### Dataset
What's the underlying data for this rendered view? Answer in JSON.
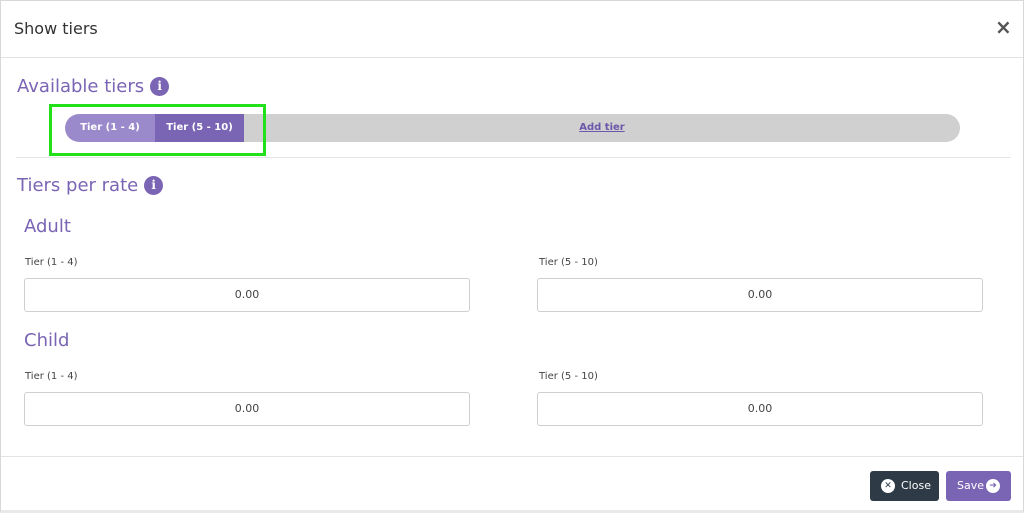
{
  "modal": {
    "title": "Show tiers",
    "close_icon": "×"
  },
  "available_tiers": {
    "title": "Available tiers",
    "info_icon": "i",
    "tiers": [
      {
        "label": "Tier (1 - 4)"
      },
      {
        "label": "Tier (5 - 10)"
      }
    ],
    "add_tier_label": "Add tier"
  },
  "tiers_per_rate": {
    "title": "Tiers per rate",
    "info_icon": "i",
    "groups": [
      {
        "name": "Adult",
        "fields": [
          {
            "label": "Tier (1 - 4)",
            "value": "0.00"
          },
          {
            "label": "Tier (5 - 10)",
            "value": "0.00"
          }
        ]
      },
      {
        "name": "Child",
        "fields": [
          {
            "label": "Tier (1 - 4)",
            "value": "0.00"
          },
          {
            "label": "Tier (5 - 10)",
            "value": "0.00"
          }
        ]
      }
    ]
  },
  "footer": {
    "close_label": "Close",
    "close_icon": "x-circle-icon",
    "save_label": "Save",
    "save_icon": "arrow-right-circle-icon"
  },
  "colors": {
    "accent": "#7a64b4",
    "accent_light": "#9b8acb",
    "bar_bg": "#d0d0d0",
    "close_button": "#2e3a45",
    "highlight": "#22e01a"
  }
}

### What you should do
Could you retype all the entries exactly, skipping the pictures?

### Final answer
What's the underlying data for this rendered view? Answer in JSON.
{
  "modal": {
    "title": "Show tiers",
    "close_icon": "×"
  },
  "available_tiers": {
    "title": "Available tiers",
    "info_icon": "i",
    "tiers": [
      {
        "label": "Tier (1 - 4)"
      },
      {
        "label": "Tier (5 - 10)"
      }
    ],
    "add_tier_label": "Add tier"
  },
  "tiers_per_rate": {
    "title": "Tiers per rate",
    "info_icon": "i",
    "groups": [
      {
        "name": "Adult",
        "fields": [
          {
            "label": "Tier (1 - 4)",
            "value": "0.00"
          },
          {
            "label": "Tier (5 - 10)",
            "value": "0.00"
          }
        ]
      },
      {
        "name": "Child",
        "fields": [
          {
            "label": "Tier (1 - 4)",
            "value": "0.00"
          },
          {
            "label": "Tier (5 - 10)",
            "value": "0.00"
          }
        ]
      }
    ]
  },
  "footer": {
    "close_label": "Close",
    "close_icon": "x-circle-icon",
    "save_label": "Save",
    "save_icon": "arrow-right-circle-icon"
  },
  "colors": {
    "accent": "#7a64b4",
    "accent_light": "#9b8acb",
    "bar_bg": "#d0d0d0",
    "close_button": "#2e3a45",
    "highlight": "#22e01a"
  }
}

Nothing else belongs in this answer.